“The Word of the Lord came to me saying, ‘Before I formed you in the belly I knew you, and called you to be a prophet to the nations.’ I said ‘But Lord, I am a child’ (Hebrew word used here for ‘child’, na’ar, indicates he was not yet a teenager)…but the Lord put forth His hand and touched my mouth, saying ‘I have put my words into your mouth’…”
Notice the Word of the Lord came to Jeremiah, and put forth His hand. Like Samuel who lived 600 years before him, the Word of the Lord was still appearing as the Person of the Word of the Lord to the prophets. When the prophets say ‘The Word of the Lord says’, they are just repeating what they heard in their vision the Person of the Word of the Lord say.
Time and space would fail me to go into detail, from Genesis 15:1 where the Word of the Lord appears to father Abram and tells him to count the stars so many will be his descendants, to Ezekiel 1:3 when Ezekiel says the Word of the Lord comes to him in a vision as he stood on the banks of the river, to Jonah who had the Word of the Lord come to him and tell him to go to Nineveh, to Isaiah and all the ‘minor’ (smaller books) prophets who all say ‘The Word of the Lord that came to…’ and ‘The Word of the Lord says…’
(I go into more detail in my ‘I AM; Who Jesus is and where He came from’ series if interested in pursuing this line of study.)
The Word became flesh
And now consider what the apostle John said in 1:14 when he said ‘The Word (of the Lord) became flesh and lived among us.’ What an amazing statement! That the Person of the Word of the Lord who had appeared to Abram and to the prophets starting with Samuel down through the centuries, has now become flesh and lived among them – wow!

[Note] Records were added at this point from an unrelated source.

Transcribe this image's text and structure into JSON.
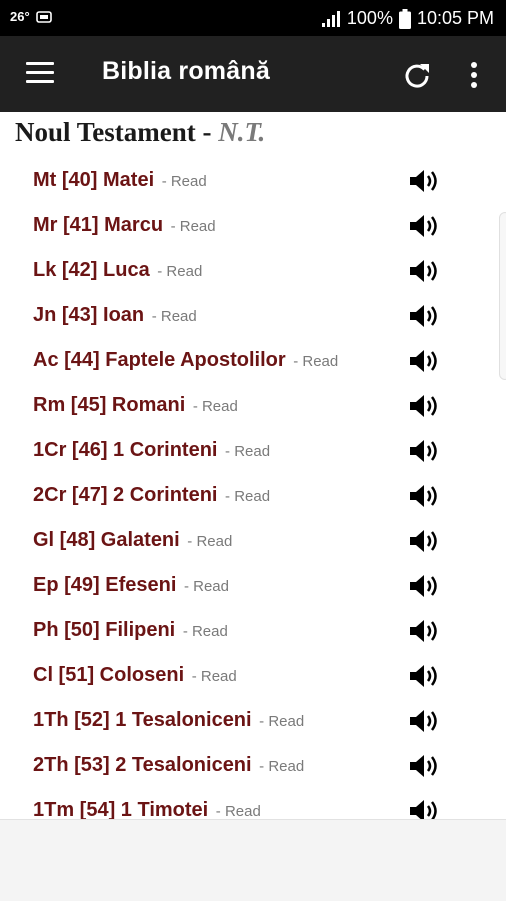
{
  "status_bar": {
    "temperature": "26°",
    "battery": "100%",
    "time": "10:05 PM"
  },
  "app_bar": {
    "title": "Biblia română",
    "icons": [
      "menu-icon",
      "refresh-icon",
      "more-vert-icon"
    ]
  },
  "section": {
    "title": "Noul Testament - ",
    "abbr": "N.T."
  },
  "books": [
    {
      "label": "Mt [40] Matei",
      "read": "- Read"
    },
    {
      "label": "Mr [41] Marcu",
      "read": "- Read"
    },
    {
      "label": "Lk [42] Luca",
      "read": "- Read"
    },
    {
      "label": "Jn [43] Ioan",
      "read": "- Read"
    },
    {
      "label": "Ac [44] Faptele Apostolilor",
      "read": "- Read"
    },
    {
      "label": "Rm [45] Romani",
      "read": "- Read"
    },
    {
      "label": "1Cr [46] 1 Corinteni",
      "read": "- Read"
    },
    {
      "label": "2Cr [47] 2 Corinteni",
      "read": "- Read"
    },
    {
      "label": "Gl [48] Galateni",
      "read": "- Read"
    },
    {
      "label": "Ep [49] Efeseni",
      "read": "- Read"
    },
    {
      "label": "Ph [50] Filipeni",
      "read": "- Read"
    },
    {
      "label": "Cl [51] Coloseni",
      "read": "- Read"
    },
    {
      "label": "1Th [52] 1 Tesaloniceni",
      "read": "- Read"
    },
    {
      "label": "2Th [53] 2 Tesaloniceni",
      "read": "- Read"
    },
    {
      "label": "1Tm [54] 1 Timotei",
      "read": "- Read"
    }
  ],
  "colors": {
    "book_text": "#6b1414",
    "app_bar": "#212121",
    "read_text": "#7a7a7a"
  }
}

What must have been running through the minds of John and Peter and the others -the Word that spoke to Abraham, Samuel, Elijah, Isaiah, Jeremiah, Ezekiel and the rest – and He was right there eating dinner with them, walking with them, teaching them…wow.
How did that transition happen, to go from the Word of the Lord who appeared to people down through the centuries, to a baby conceived in a teenager’s womb?
That’s next week! Until then, blessings,